It’s always hard to adapt a full length novel into anything shorter. I mean, there’s a reason that I very rarely like movie adaptations of well-loved books, there is ALWAYS something that needs to be left out. I might only just be sinking my teeth into graphic novels, but it’s definitely the same for these adaptations too. What do you leave out? What do you leave in? Luckily for me (and unluckily for my bank account), this adaptation was kind of perfect. Yes, there were many small details and moments left out, but the storyline was still able to move on quite happily. Within two pages I had ordered The Sea of Monsters, because this adaptation was able to meet all my expectations.
Title: Circe Author: Madeline Miller Rating Out of 5: 5 (I will read this again and again and again) My Bookshelves:Family, Greek mythology, Strong women, Villains Dates read: 26th March – 3rd April 2019 Pace: Medium Format: Novel Publisher: Bloomsbury Year: 2018 5th sentence, 74th page: I tried to mimic the sounds I had heard Aeetes make when he had healed my face.
In the house of Helios, god of the sun and mightiest of the Titans, a daughter is born. But Circe has neither the look nor the voice of divinity, and is scorned and rejected by her kin. Her isolation leads her to discover a power forbidden to the gods: witchcraft.
When love drives Circe to cast a dark spell, vengeful Zeus banishes her to the remote island of Aiaia, where she learns to harness her occult craft. But there is danger for a solitary woman in this world, and Circe’s independence draws the wrath of men and gods alike. To protect what she holds dear, Circe must decide whether she belongs with the deities she is born from, or the mortals she has come to love.
Breathing life into the ancient world, Madeline Miller weaves an intoxicating tale of gods and heroes, magic and monsters, survival and transformation.
I can’t believe it took me THIS LONG to pull this book off my shelf and read it. It was just amazing!! And rave worthy. And completely, completely world-shatteringly good. The only reason that I didn’t read it in one sitting is because I got about 60 pages in and stopped. I had work that I had to do, and I knew if I didn’t stop then, I never would. Five days later I blocked aside almost a whole day so that I could forget about the world and just enjoy the amazing journey that Miller was able to take me on.
From the very first chapter, I had a box of tissues next to
me while I was reading this. Something about the way the storyline was
unfolding made me think that this would be a Greek tragedy. No one would have
their happily ever after, and, since I was holed up in my house to read this, I
could let the resulting flood of tears wash over me. Luckily for my sanity, and
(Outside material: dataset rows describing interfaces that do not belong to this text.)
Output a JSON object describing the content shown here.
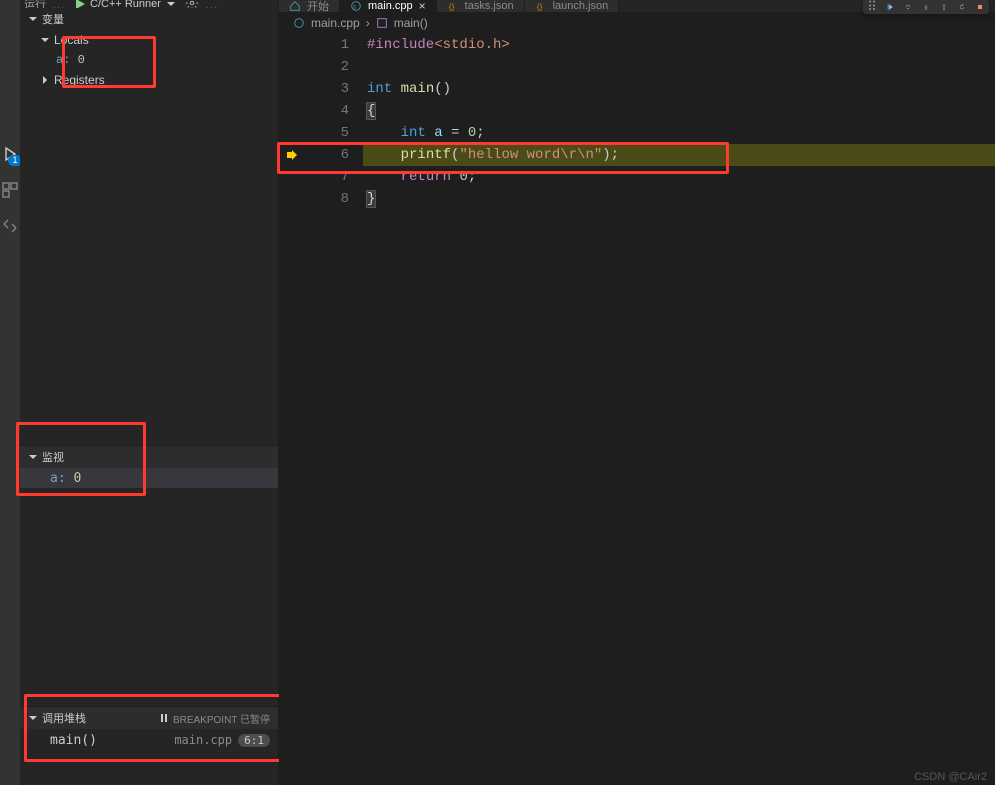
{
  "topbar": {
    "run_label": "运行",
    "config_label": "C/C++ Runner"
  },
  "sidebar": {
    "variables": {
      "title": "变量",
      "locals_label": "Locals",
      "var_name": "a:",
      "var_value": "0",
      "registers_label": "Registers"
    },
    "watch": {
      "title": "监视",
      "expr_name": "a:",
      "expr_value": "0"
    },
    "callstack": {
      "title": "调用堆栈",
      "paused_label": "BREAKPOINT 已暂停",
      "frame": "main()",
      "file": "main.cpp",
      "pos": "6:1"
    }
  },
  "tabs": {
    "items": [
      {
        "label": "开始"
      },
      {
        "label": "main.cpp"
      },
      {
        "label": "tasks.json"
      },
      {
        "label": "launch.json"
      }
    ]
  },
  "breadcrumb": {
    "file": "main.cpp",
    "symbol": "main()"
  },
  "code": {
    "lines": [
      "1",
      "2",
      "3",
      "4",
      "5",
      "6",
      "7",
      "8"
    ],
    "l1_pp": "#include",
    "l1_inc": "<stdio.h>",
    "l3_type": "int",
    "l3_fn": "main",
    "l3_paren": "()",
    "l4_brace": "{",
    "l5_type": "int",
    "l5_id": "a",
    "l5_rest": " = ",
    "l5_num": "0",
    "l5_semi": ";",
    "l6_fn": "printf",
    "l6_open": "(",
    "l6_str": "\"hellow word\\r\\n\"",
    "l6_close": ");",
    "l7_kw": "return",
    "l7_num": "0",
    "l7_semi": ";",
    "l8_brace": "}"
  },
  "watermark": "CSDN @CAir2"
}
happiness, it wasn’t a tragedy at all! Don’t get me wrong, there were heart
rending moments, but everything actually worked out all right. And I turned
that final page with a great big, happy smile on my face.
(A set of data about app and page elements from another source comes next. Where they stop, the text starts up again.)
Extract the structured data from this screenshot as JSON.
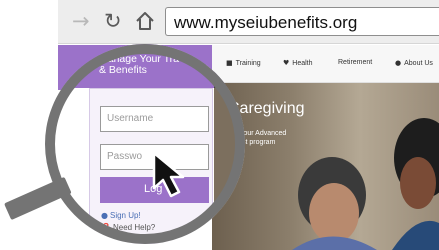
{
  "browser": {
    "back_icon": "back-arrow-icon",
    "reload_icon": "reload-icon",
    "home_icon": "home-icon",
    "url": "www.myseiubenefits.org"
  },
  "site": {
    "nav": [
      {
        "icon": "graduation-cap-icon",
        "label": "Training"
      },
      {
        "icon": "heart-icon",
        "label": "Health"
      },
      {
        "icon": "",
        "label": "Retirement"
      },
      {
        "icon": "info-icon",
        "label": "About Us"
      }
    ],
    "hero": {
      "title": "Caregiving",
      "line1": "fy for our Advanced",
      "line2": "ecialist program"
    }
  },
  "login_panel": {
    "title_line1": "Manage Your Tra",
    "title_line2": "& Benefits",
    "username_placeholder": "Username",
    "password_value": "Passwo",
    "login_label": "Log",
    "signup_label": "Sign Up!",
    "help_label": "Need Help?"
  },
  "overlay": {
    "magnifier_icon": "magnifying-glass-icon",
    "cursor_icon": "mouse-pointer-icon"
  },
  "colors": {
    "brand_purple": "#9b72c9",
    "magnifier_gray": "#747474"
  }
}
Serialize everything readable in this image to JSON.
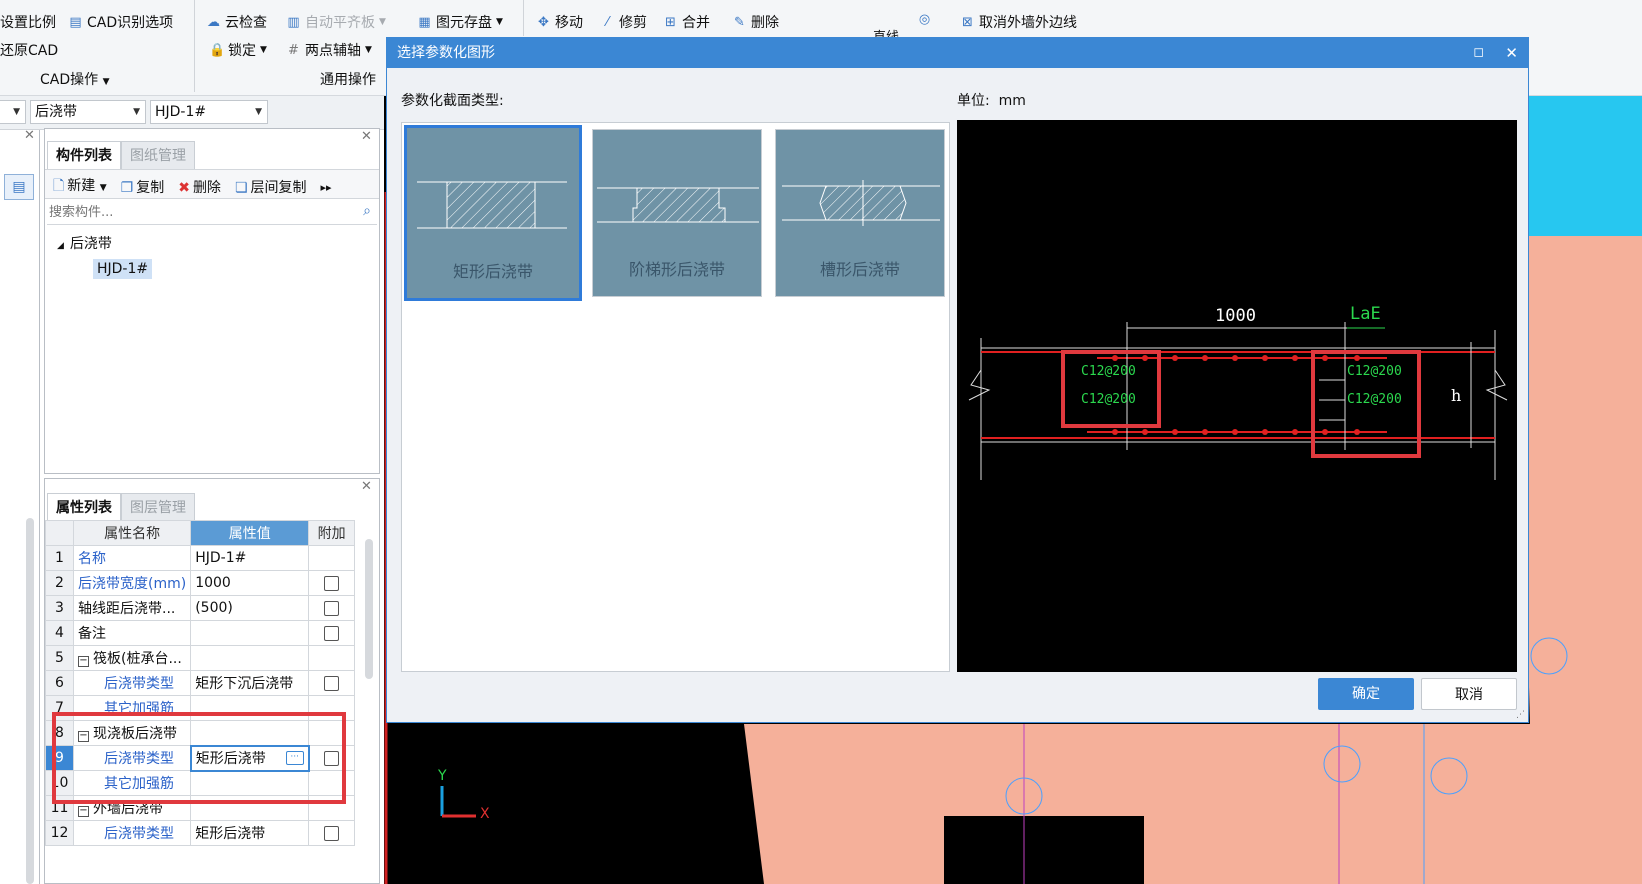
{
  "ribbon": {
    "set_scale": "设置比例",
    "cad_recog": "CAD识别选项",
    "restore_cad": "还原CAD",
    "cad_ops": "CAD操作",
    "cloud_check": "云检查",
    "auto_align": "自动平齐板",
    "save_elements": "图元存盘",
    "lock": "锁定",
    "two_point_axis": "两点辅轴",
    "general_ops": "通用操作",
    "move": "移动",
    "trim": "修剪",
    "merge": "合并",
    "delete": "删除",
    "line": "直线",
    "cancel_outer_edge": "取消外墙外边线"
  },
  "selectors": {
    "type_value": "后浇带",
    "name_value": "HJD-1#"
  },
  "component_panel": {
    "tabs": [
      "构件列表",
      "图纸管理"
    ],
    "toolbar": {
      "new": "新建",
      "copy": "复制",
      "delete": "删除",
      "floor_copy": "层间复制"
    },
    "search_placeholder": "搜索构件...",
    "tree_root": "后浇带",
    "tree_child": "HJD-1#"
  },
  "property_panel": {
    "tabs": [
      "属性列表",
      "图层管理"
    ],
    "headers": [
      "属性名称",
      "属性值",
      "附加"
    ],
    "rows": [
      {
        "n": "1",
        "name": "名称",
        "value": "HJD-1#"
      },
      {
        "n": "2",
        "name": "后浇带宽度(mm)",
        "value": "1000"
      },
      {
        "n": "3",
        "name": "轴线距后浇带...",
        "value": "(500)"
      },
      {
        "n": "4",
        "name": "备注",
        "value": ""
      },
      {
        "n": "5",
        "name": "筏板(桩承台...",
        "value": ""
      },
      {
        "n": "6",
        "name": "后浇带类型",
        "value": "矩形下沉后浇带"
      },
      {
        "n": "7",
        "name": "其它加强筋",
        "value": ""
      },
      {
        "n": "8",
        "name": "现浇板后浇带",
        "value": ""
      },
      {
        "n": "9",
        "name": "后浇带类型",
        "value": "矩形后浇带"
      },
      {
        "n": "10",
        "name": "其它加强筋",
        "value": ""
      },
      {
        "n": "11",
        "name": "外墙后浇带",
        "value": ""
      },
      {
        "n": "12",
        "name": "后浇带类型",
        "value": "矩形后浇带"
      }
    ]
  },
  "dialog": {
    "title": "选择参数化图形",
    "section_label": "参数化截面类型:",
    "unit_label": "单位:",
    "unit_value": "mm",
    "options": [
      "矩形后浇带",
      "阶梯形后浇带",
      "槽形后浇带"
    ],
    "ok": "确定",
    "cancel": "取消"
  },
  "preview": {
    "width_dim": "1000",
    "lae_dim": "LaE",
    "height_dim": "h",
    "rebar_left_top": "C12@200",
    "rebar_left_bottom": "C12@200",
    "rebar_right_top": "C12@200",
    "rebar_right_bottom": "C12@200"
  },
  "cad_axes": {
    "y": "Y",
    "x": "X"
  },
  "colors": {
    "accent": "#3b87d4",
    "highlight_red": "#e0393e",
    "cad_bg": "#000000",
    "cad_fill": "#f5b09a",
    "cad_cyan": "#27c7f0"
  }
}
Greek mythology seems to be a pretty recurrent mythos which
authors like to use in retellings. And why not? It has sex, mayhem and pettiness
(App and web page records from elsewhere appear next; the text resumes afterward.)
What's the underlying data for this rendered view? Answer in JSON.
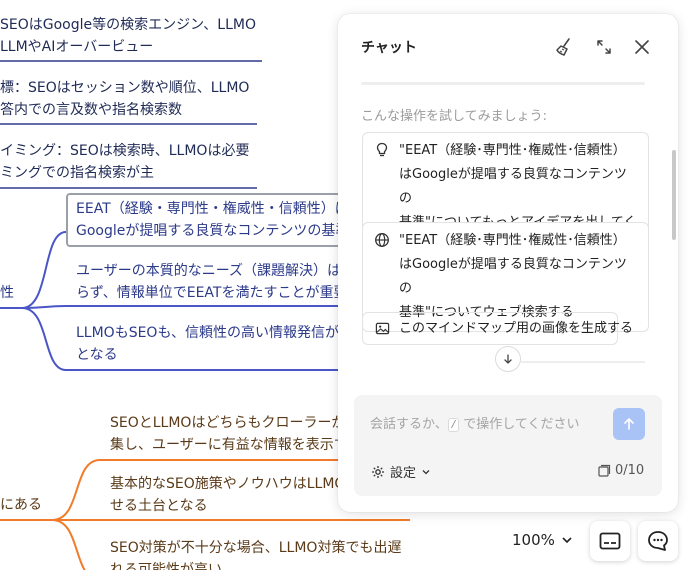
{
  "mindmap": {
    "top_nodes": [
      {
        "line1": "SEOはGoogle等の検索エンジン、LLMO",
        "line2": "LLMやAIオーバービュー"
      },
      {
        "line1": "標：SEOはセッション数や順位、LLMO",
        "line2": "答内での言及数や指名検索数"
      },
      {
        "line1": "イミング：SEOは検索時、LLMOは必要",
        "line2": "ミングでの指名検索が主"
      }
    ],
    "blue_branch_label": "性",
    "blue_nodes": [
      {
        "line1": "EEAT（経験・専門性・権威性・信頼性）は",
        "line2": "Googleが提唱する良質なコンテンツの基準"
      },
      {
        "line1": "ユーザーの本質的なニーズ（課題解決）は",
        "line2": "らず、情報単位でEEATを満たすことが重要"
      },
      {
        "line1": "LLMOもSEOも、信頼性の高い情報発信が",
        "line2": "となる"
      }
    ],
    "orange_branch_label": "にある",
    "orange_nodes": [
      {
        "line1": "SEOとLLMOはどちらもクローラーが",
        "line2": "集し、ユーザーに有益な情報を表示す"
      },
      {
        "line1": "基本的なSEO施策やノウハウはLLMO",
        "line2": "せる土台となる"
      },
      {
        "line1": "SEO対策が不十分な場合、LLMO対策でも出遅",
        "line2": "れる可能性が高い"
      }
    ],
    "colors": {
      "navy": "#1f2a55",
      "blue_link": "#4a55c8",
      "orange_link": "#f07b2a"
    }
  },
  "chat": {
    "title": "チャット",
    "try_label": "こんな操作を試してみましょう:",
    "suggestions": [
      {
        "icon": "lightbulb-icon",
        "lines": [
          "\"EEAT（経験･専門性･権威性･信頼性）",
          "はGoogleが提唱する良質なコンテンツの",
          "基準\"についてもっとアイデアを出してください"
        ]
      },
      {
        "icon": "globe-icon",
        "lines": [
          "\"EEAT（経験･専門性･権威性･信頼性）",
          "はGoogleが提唱する良質なコンテンツの",
          "基準\"についてウェブ検索する"
        ]
      }
    ],
    "image_suggestion": {
      "icon": "image-icon",
      "label": "このマインドマップ用の画像を生成する"
    },
    "composer": {
      "placeholder_before": "会話するか、",
      "slash": "/",
      "placeholder_after": " で操作してください"
    },
    "settings_label": "設定",
    "counter": "0/10",
    "accent": "#a9c3f7"
  },
  "controls": {
    "zoom": "100%"
  }
}
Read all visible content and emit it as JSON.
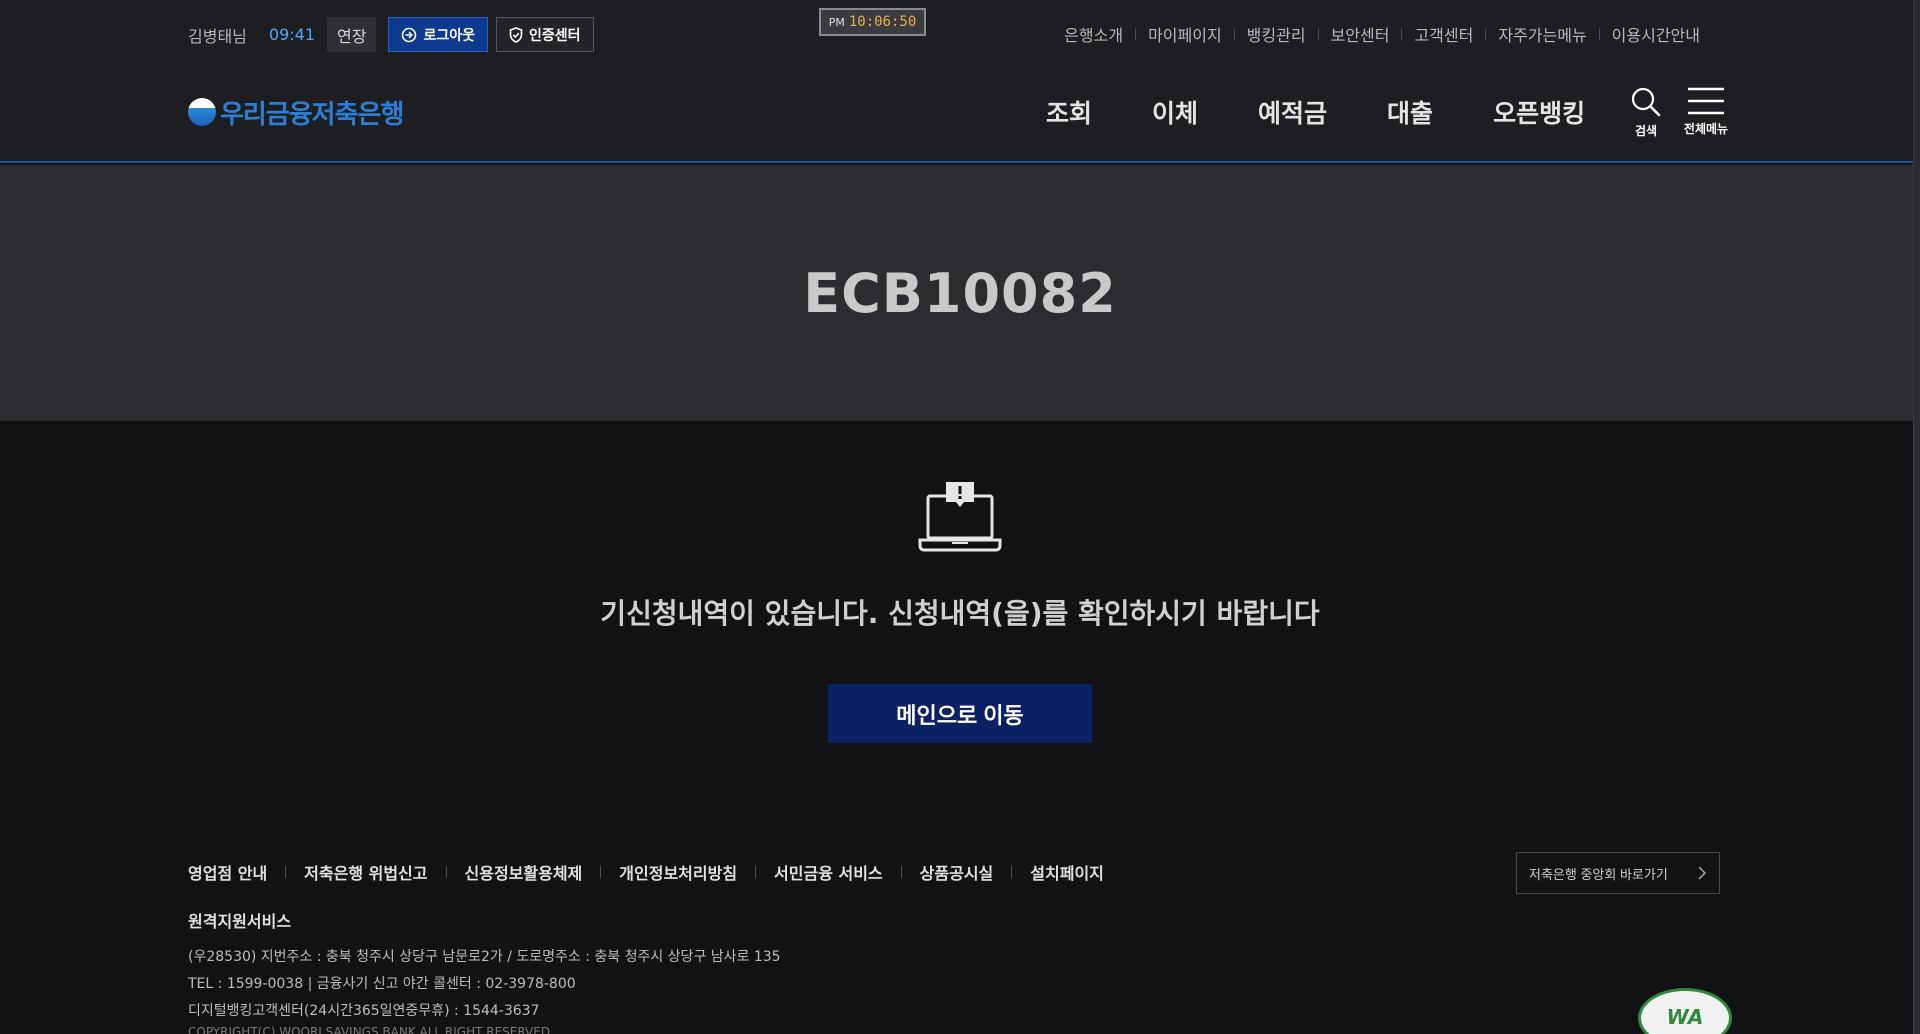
{
  "header": {
    "user_name": "김병태님",
    "session_time": "09:41",
    "extend_label": "연장",
    "logout_label": "로그아웃",
    "cert_center_label": "인증센터",
    "clock": {
      "ampm": "PM",
      "time": "10:06:50"
    },
    "util_links": [
      "은행소개",
      "마이페이지",
      "뱅킹관리",
      "보안센터",
      "고객센터",
      "자주가는메뉴",
      "이용시간안내"
    ],
    "logo_text": "우리금융저축은행",
    "gnb": [
      "조회",
      "이체",
      "예적금",
      "대출",
      "오픈뱅킹"
    ],
    "search_label": "검색",
    "menu_label": "전체메뉴"
  },
  "content": {
    "error_code": "ECB10082",
    "message": "기신청내역이 있습니다. 신청내역(을)를 확인하시기 바랍니다",
    "main_button_label": "메인으로 이동"
  },
  "footer": {
    "links": [
      "영업점 안내",
      "저축은행 위법신고",
      "신용정보활용체제",
      "개인정보처리방침",
      "서민금융 서비스",
      "상품공시실",
      "설치페이지",
      "원격지원서비스"
    ],
    "federation_button_label": "저축은행 중앙회 바로가기",
    "address_lines": [
      "(우28530) 지번주소 : 충북 청주시 상당구 남문로2가 / 도로명주소 : 충북 청주시 상당구 남사로 135",
      "TEL : 1599-0038 | 금융사기 신고 야간 콜센터 : 02-3978-800",
      "디지털뱅킹고객센터(24시간365일연중무휴) : 1544-3637"
    ],
    "copyright": "COPYRIGHT(C) WOORI SAVINGS BANK ALL RIGHT RESERVED",
    "wa_mark_text": "WA"
  },
  "colors": {
    "brand_blue": "#2a7fd4",
    "logout_bg": "#0d3a8f",
    "main_button_bg": "#0c2163",
    "session_time": "#4ea5ff",
    "clock_digits": "#e8b24a"
  },
  "icons": [
    "login-arrow-icon",
    "shield-check-icon",
    "search-icon",
    "hamburger-menu-icon",
    "laptop-alert-icon",
    "chevron-right-icon",
    "wa-certification-icon"
  ]
}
all wrapped up in one neat little bow. But, most of the retellings that I’ve
had the pleasure of reading thus far are quite PG in their set up. They gloss
over all of the rape and horrible things that the gods and their followers do.
They don’t focus on the fact that women, even in the pantheon often had little
to no rights. (Just think of Hera and Zeus… as an adult I actually feel for
Hera more than anything). So it was really nice to read a retelling in which these
aspects really weren’t glossed over. The impotence and inability of women to be
given their own autonomy is the driving factor for many of Circe’s decisions. And
it is a way to completely retell a story in which the traditional woman is
repainted as one who was just able to stand on her own two feet… which of
course, just didn’t go over very well.